**Data to process**
=== Section Start ===
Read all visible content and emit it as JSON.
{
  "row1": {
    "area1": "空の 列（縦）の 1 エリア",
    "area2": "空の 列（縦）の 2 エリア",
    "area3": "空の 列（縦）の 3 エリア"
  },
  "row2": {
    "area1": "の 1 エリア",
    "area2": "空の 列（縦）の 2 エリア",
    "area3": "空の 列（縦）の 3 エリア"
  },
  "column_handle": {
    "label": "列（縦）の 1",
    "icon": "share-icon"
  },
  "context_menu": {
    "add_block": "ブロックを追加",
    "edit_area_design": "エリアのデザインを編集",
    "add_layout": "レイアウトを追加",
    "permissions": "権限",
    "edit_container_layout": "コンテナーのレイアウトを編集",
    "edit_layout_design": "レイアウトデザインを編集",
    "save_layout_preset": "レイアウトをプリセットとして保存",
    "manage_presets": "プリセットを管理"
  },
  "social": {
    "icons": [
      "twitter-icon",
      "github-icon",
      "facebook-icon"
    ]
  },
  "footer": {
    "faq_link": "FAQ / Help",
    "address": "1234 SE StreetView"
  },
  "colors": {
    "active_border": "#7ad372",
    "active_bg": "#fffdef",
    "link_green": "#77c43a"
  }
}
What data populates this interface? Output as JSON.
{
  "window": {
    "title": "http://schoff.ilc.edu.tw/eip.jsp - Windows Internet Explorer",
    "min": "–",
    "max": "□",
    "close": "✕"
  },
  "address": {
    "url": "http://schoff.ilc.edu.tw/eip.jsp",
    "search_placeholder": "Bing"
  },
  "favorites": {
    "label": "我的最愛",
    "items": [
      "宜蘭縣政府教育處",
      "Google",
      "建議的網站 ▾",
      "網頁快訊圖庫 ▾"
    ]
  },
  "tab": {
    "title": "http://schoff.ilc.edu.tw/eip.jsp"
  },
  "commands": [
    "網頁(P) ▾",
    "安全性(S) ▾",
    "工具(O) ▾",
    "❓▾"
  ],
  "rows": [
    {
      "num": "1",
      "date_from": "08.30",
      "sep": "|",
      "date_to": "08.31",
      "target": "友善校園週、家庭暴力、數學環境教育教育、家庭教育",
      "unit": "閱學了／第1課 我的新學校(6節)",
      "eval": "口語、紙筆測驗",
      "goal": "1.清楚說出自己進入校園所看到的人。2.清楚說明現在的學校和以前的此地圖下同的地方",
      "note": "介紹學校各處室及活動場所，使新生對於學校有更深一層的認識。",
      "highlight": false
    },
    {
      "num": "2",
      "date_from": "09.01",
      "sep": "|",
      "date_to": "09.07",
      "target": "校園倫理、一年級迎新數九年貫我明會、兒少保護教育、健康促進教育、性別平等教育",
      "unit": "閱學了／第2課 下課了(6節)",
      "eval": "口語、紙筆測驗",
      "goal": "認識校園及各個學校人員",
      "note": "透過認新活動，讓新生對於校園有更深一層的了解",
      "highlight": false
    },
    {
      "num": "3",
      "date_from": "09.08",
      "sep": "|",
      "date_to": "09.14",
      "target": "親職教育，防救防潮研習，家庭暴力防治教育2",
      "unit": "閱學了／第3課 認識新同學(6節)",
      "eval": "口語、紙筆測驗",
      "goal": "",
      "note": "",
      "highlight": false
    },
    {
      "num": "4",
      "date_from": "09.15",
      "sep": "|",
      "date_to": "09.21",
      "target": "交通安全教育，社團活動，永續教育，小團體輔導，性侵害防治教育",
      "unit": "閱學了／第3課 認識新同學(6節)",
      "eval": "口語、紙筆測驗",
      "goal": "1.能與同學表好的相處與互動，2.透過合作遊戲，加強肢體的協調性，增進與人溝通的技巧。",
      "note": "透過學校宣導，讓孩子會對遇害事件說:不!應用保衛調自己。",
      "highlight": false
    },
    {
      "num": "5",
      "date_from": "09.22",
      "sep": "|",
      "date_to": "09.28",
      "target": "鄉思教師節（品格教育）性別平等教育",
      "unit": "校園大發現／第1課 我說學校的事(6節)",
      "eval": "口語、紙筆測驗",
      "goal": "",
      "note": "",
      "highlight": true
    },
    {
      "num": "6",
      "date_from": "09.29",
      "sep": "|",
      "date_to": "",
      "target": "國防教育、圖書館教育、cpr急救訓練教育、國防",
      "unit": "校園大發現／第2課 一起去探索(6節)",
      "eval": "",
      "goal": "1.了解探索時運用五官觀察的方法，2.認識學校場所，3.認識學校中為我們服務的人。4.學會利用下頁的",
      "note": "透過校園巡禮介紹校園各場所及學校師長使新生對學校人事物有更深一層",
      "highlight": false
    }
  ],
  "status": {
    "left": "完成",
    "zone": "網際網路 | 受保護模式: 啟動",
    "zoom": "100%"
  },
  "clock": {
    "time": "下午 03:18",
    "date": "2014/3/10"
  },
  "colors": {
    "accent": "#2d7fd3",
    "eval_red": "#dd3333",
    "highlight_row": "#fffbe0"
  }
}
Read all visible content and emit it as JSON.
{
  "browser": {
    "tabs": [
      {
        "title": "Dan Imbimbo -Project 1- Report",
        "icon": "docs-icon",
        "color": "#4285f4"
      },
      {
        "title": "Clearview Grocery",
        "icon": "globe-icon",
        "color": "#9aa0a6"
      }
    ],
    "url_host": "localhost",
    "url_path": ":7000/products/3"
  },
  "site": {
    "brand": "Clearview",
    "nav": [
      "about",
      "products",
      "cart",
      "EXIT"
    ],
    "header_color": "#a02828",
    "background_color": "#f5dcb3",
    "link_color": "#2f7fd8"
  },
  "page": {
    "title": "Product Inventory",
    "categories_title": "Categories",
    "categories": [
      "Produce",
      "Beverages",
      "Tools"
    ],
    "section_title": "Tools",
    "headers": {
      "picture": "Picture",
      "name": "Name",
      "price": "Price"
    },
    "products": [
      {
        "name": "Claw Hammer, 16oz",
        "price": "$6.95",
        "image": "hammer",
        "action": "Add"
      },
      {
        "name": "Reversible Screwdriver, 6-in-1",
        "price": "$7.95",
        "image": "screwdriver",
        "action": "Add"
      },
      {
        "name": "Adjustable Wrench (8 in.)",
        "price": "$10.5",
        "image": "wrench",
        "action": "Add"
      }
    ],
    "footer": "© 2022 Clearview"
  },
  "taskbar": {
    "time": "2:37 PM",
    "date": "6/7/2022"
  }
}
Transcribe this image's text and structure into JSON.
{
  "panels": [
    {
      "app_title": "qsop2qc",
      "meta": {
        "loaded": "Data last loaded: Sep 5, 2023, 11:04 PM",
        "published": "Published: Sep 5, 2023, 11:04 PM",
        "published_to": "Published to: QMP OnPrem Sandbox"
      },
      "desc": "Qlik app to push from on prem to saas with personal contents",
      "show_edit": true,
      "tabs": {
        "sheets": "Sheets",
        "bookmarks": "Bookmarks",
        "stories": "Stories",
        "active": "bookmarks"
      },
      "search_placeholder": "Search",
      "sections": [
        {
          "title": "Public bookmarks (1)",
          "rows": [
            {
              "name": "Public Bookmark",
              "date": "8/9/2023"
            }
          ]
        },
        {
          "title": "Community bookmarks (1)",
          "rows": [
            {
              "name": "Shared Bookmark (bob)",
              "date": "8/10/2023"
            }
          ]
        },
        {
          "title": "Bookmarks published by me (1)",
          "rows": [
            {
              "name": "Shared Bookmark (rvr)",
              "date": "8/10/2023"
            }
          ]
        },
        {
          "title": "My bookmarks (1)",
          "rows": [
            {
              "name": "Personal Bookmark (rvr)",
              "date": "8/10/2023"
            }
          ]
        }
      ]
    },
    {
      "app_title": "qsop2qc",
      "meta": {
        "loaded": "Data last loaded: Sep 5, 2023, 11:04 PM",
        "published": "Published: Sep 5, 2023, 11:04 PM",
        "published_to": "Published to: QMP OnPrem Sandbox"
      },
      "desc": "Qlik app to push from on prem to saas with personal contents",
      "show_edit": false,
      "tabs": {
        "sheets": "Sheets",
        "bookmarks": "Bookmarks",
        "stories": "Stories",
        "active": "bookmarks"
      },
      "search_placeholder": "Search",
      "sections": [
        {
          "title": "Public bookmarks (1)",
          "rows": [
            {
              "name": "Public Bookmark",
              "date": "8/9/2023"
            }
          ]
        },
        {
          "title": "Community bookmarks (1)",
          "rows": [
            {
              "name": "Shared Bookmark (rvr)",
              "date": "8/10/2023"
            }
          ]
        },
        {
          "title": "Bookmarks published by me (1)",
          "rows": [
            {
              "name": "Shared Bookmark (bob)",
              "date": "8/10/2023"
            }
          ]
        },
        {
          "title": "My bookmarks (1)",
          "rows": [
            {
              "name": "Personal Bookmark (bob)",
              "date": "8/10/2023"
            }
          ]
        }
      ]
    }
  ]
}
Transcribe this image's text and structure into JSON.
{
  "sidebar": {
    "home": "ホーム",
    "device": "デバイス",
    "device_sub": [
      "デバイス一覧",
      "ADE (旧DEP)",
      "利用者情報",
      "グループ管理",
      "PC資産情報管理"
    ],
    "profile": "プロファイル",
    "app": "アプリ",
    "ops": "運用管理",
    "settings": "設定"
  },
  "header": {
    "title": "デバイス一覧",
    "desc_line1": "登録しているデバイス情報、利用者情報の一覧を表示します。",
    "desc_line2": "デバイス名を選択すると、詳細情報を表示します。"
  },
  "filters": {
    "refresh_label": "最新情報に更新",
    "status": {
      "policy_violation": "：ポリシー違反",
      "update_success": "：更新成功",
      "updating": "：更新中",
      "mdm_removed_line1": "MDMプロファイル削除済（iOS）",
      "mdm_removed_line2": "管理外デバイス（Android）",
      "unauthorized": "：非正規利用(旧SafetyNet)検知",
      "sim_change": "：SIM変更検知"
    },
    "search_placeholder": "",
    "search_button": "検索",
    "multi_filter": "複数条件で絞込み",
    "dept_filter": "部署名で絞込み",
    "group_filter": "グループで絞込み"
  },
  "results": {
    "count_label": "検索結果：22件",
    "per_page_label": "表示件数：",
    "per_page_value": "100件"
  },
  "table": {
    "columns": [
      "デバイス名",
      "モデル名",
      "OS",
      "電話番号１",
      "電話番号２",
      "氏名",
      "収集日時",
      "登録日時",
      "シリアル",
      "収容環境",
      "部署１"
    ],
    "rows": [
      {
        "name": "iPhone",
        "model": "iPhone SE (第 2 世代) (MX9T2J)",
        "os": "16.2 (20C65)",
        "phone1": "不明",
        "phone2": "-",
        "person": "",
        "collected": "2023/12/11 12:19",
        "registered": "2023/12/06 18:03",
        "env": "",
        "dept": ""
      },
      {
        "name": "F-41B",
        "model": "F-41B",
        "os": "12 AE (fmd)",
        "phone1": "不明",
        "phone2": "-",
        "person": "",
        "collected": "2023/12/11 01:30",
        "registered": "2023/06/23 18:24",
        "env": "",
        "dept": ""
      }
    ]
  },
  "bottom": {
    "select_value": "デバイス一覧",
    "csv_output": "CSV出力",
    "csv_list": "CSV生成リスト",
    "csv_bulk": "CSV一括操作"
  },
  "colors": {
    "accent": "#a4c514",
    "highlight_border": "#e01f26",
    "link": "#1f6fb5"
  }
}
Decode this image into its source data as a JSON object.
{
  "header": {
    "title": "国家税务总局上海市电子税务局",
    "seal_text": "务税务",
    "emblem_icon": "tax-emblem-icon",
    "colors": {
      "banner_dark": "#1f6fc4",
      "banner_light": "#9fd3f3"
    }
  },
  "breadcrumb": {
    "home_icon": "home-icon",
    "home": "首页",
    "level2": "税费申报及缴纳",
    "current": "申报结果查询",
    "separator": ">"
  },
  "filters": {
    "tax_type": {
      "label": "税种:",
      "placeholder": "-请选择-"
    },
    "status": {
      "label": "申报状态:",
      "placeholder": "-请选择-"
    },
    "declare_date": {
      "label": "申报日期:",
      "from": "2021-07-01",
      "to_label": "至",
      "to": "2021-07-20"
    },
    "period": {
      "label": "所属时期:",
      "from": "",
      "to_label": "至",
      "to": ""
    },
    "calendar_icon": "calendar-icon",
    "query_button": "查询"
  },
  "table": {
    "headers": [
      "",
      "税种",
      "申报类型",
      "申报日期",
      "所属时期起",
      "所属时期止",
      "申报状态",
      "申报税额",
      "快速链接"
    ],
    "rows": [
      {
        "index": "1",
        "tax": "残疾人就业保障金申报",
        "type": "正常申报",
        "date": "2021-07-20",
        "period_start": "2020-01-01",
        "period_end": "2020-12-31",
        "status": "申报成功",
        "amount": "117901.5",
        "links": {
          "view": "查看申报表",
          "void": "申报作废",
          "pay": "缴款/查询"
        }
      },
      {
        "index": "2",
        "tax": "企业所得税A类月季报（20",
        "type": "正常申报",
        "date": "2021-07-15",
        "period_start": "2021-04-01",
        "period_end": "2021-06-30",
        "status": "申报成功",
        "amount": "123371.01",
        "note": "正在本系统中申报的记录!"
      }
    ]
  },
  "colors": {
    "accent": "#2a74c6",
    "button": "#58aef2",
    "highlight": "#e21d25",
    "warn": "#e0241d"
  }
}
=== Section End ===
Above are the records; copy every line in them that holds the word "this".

**Answer to the problem**
What data populates this interface? Output as JSON.
Transcribe this image's text and structure into JSON.
Transcribe this image's text and structure into JSON.
Decode this image into its source data as a JSON object.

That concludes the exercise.